Motorsports | Photo finish

Motorsports | Photo finish

If you thought 2007 saw the greatest racing season in recent times, think again. After what was the sport’s most exciting season last year—with the championship being decided in the last race and only one point separating the top three in the final standings—the 2008 season had a lot to live up to. And it hasn’t performed poorly at all.

Like last year, Ferrari and McLaren, with their respective drivers, were supposed to be the main title contenders, bar the odd hiccup or two. And BMW Sauber had been on the fringes for a podium finish all through 2007. But while the usual suspects were expected to perform, there were some changes under the hood to account for as well.

The biggest change adopted by FIA (Federation Internationale de L’Automobile), the sport’s governing body, this year was to disallow the usage of traction control and engine braking systems. Cars would no longer be remote controlled from the side of the pits. The drivers in 2008 had a greater challenge on their hands.

Tellingly, in the first race of the season in Australia, only seven of the 22 drivers finished the race. But as the season progressed, the drivers relished the challenge that this handicap threw at them.
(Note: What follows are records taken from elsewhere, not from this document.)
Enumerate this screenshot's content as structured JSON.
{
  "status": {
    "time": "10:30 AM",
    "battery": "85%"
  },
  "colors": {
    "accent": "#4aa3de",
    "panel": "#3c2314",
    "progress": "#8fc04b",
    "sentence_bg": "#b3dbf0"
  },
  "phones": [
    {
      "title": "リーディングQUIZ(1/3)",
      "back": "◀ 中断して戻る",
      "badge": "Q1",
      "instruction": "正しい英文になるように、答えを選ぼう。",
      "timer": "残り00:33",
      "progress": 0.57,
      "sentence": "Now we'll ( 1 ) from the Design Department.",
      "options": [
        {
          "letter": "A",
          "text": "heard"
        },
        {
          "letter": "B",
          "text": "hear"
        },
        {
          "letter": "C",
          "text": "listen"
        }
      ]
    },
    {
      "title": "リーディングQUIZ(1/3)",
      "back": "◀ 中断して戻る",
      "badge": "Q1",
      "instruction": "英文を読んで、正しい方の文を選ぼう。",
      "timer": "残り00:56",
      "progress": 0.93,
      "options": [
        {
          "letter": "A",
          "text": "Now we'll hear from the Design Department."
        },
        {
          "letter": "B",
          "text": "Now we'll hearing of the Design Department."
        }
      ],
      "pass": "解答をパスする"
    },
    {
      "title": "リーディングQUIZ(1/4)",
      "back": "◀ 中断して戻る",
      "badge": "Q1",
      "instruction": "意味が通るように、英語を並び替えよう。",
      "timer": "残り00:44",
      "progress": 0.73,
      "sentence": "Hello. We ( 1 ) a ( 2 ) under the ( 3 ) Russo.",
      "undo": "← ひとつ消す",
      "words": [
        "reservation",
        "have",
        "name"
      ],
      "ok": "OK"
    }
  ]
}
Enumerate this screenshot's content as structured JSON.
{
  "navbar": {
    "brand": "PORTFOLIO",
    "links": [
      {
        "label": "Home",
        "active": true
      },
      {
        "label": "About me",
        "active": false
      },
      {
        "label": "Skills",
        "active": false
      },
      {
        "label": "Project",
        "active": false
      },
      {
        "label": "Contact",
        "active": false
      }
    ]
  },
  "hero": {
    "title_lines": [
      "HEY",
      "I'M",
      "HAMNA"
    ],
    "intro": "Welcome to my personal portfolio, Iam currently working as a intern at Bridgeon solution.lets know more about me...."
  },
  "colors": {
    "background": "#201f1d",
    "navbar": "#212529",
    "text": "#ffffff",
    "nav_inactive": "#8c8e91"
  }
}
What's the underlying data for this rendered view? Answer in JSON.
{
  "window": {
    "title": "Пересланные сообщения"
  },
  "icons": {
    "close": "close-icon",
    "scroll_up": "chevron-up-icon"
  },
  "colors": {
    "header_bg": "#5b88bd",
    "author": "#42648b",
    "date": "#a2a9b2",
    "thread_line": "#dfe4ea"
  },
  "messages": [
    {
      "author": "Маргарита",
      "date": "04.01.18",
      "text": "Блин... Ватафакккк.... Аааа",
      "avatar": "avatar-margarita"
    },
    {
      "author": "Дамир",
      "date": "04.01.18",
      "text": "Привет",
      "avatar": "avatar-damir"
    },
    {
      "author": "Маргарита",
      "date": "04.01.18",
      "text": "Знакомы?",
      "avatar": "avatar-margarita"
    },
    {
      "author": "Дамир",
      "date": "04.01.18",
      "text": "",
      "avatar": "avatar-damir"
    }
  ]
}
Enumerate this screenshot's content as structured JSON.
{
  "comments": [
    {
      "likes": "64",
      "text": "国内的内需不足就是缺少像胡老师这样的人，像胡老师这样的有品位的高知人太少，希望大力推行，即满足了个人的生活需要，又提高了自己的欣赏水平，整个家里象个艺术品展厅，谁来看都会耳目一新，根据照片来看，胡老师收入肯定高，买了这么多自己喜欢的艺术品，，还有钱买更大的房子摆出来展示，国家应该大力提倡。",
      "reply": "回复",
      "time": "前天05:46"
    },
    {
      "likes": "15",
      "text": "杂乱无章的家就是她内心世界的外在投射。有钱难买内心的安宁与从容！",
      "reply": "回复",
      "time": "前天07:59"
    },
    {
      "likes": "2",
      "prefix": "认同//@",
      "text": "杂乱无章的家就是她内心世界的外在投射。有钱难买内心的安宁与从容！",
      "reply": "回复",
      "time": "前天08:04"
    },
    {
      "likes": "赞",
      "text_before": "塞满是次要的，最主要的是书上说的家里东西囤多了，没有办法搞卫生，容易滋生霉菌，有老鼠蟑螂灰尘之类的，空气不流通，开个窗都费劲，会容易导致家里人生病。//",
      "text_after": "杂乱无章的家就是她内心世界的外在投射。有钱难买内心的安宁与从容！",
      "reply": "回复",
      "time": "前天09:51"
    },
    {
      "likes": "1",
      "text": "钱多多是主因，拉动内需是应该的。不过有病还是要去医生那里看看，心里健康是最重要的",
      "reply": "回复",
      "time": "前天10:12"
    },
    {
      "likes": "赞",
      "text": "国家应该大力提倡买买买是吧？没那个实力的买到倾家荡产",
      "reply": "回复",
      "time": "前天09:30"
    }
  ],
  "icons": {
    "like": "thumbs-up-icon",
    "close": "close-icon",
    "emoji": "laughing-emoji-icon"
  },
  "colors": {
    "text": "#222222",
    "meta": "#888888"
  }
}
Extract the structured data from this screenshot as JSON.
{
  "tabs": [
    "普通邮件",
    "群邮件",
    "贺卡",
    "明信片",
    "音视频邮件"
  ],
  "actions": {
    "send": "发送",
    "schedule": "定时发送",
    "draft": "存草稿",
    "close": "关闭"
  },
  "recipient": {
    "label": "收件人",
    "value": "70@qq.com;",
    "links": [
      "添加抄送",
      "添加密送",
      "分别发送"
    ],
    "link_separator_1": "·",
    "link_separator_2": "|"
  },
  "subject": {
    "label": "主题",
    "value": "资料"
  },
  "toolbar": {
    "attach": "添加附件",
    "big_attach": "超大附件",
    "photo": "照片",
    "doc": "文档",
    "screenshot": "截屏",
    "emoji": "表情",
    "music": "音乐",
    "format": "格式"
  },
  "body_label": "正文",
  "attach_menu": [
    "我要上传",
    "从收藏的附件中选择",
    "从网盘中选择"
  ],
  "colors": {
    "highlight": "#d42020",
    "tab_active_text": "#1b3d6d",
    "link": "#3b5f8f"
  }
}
Ferrari started the season with a flourish, winning four of the first five races before losing steam in the middle of the season. They are still very much on course to winning the constructors’ championship but a driver’s championship may elude them. Error-prone defending champion Kimi Raikkonen has been disappointing—he has not scored a point in five of the last six races. His only two wins came at the start of the season and after a victory in Spain he has struggled to finish well.

Teammate Felipe Massa, on the other hand, has been superb for most of the season but high pressure situations have been the bane of Massa’s drives this year. His disastrous pit stop in Singapore or the drive-through penalty in Japan are cases in point. Massa can now only hope that championship leader Lewis Hamilton will make a stupendous error in the final race.

McLaren, who came oh so close to glory last year, have been strong in the middle part of the season. Their wins in Monaco, Great Britain, Germany and Hungary and Hamilton’s nine podium finishes have meant that they are hot on Ferrari’s heels in the race for the constructors’ championship. Hamilton has been generally ruthless throughout the season—some would even argue that he overdid his aggression. Driving rashly and then being unapologetic about it has made him largely unpopular with his rivals. But will he be able to convert this aggression and points advantage into a maiden, some would say overdue, championship title? With just one race to go—and a seven point lead—Hamilton needs to finish the final race strongly, leaving no room whatsoever for error. Partner Heikki Kovalainen has done what Fernando Alonso couldn’t do at McLaren last year—play second fiddle to Hamilton. But with only one win and two other podium finishes, the Finn hasn’t done himself any favours.

The biggest gainer from the last season has been BMW Sauber. With 11 podium finishes—seven for Robert Kubica and four for Nick Heidfeld— including their maiden victory in Canada, BMW Sauber has emerged as a serious challenger. Yet the car, for all its reliability, is just not fast enough to win championships. It has struggled to qualify ahead of the Ferraris and the McLarens and the team will hope for a better platform next year.

In 2007, Renault didn’t win a single race and finished on the podium just once. Then the team missed both Fernando Alonso and a competitive car. And so far behind the leaders had Renault fallen in just 2007 that Alonso’s return alone was not expected to win them a title. Their performance in the season so far hasn’t surprised fans. The French team’s season till Singapore was lacklustre. But Alonso’s wins since at Singapore and Japan have earned them points and respectability.

In all likelihood, Toyota, in 2008, will finish in the top five for just the second time. Under pressure to perform this season, the Japanese team owe their better than expected performance to the experienced Jarno Trulli. A consistent performance in the Brazilian Grand Prix should help them to at least hold their position in the table if not better it. But in the coming seasons, nothing less than a higher position in the standings will do. And Jarno Trulli is not getting any younger.

Closer home, never was Vijay Mallya’s Force India a force to reckon with. When minnows Super Aguri exited the championship, Force India found themselves in the unenviable position of being the whipping boys. Though not much was expected of them, on at least two occasions they failed to register any points after being in dominant positions. At Monaco, Adrian Sutil was comfortably placed in fourth when Raikkonen crashed into him from behind. At Singapore, Giancarlo Fisichella couldn’t hold on to a third place position. With limited budget and years of failure behind it, Mallya will have to be patient and continuously invest enough money to make Force India even an outside contender.

What has so far been an exciting season of racing will soon draw to close. But with the title being more closely fought for than ever before, the sport is in good shape. With more races moving to Asia and the success of the night race at Singapore, no one should be surprised if more Asian teams and drivers make it to the grid in seasons to come.

Amit Panhale is a freelance writer and co-founder of iSport Bureau, a sports content agency.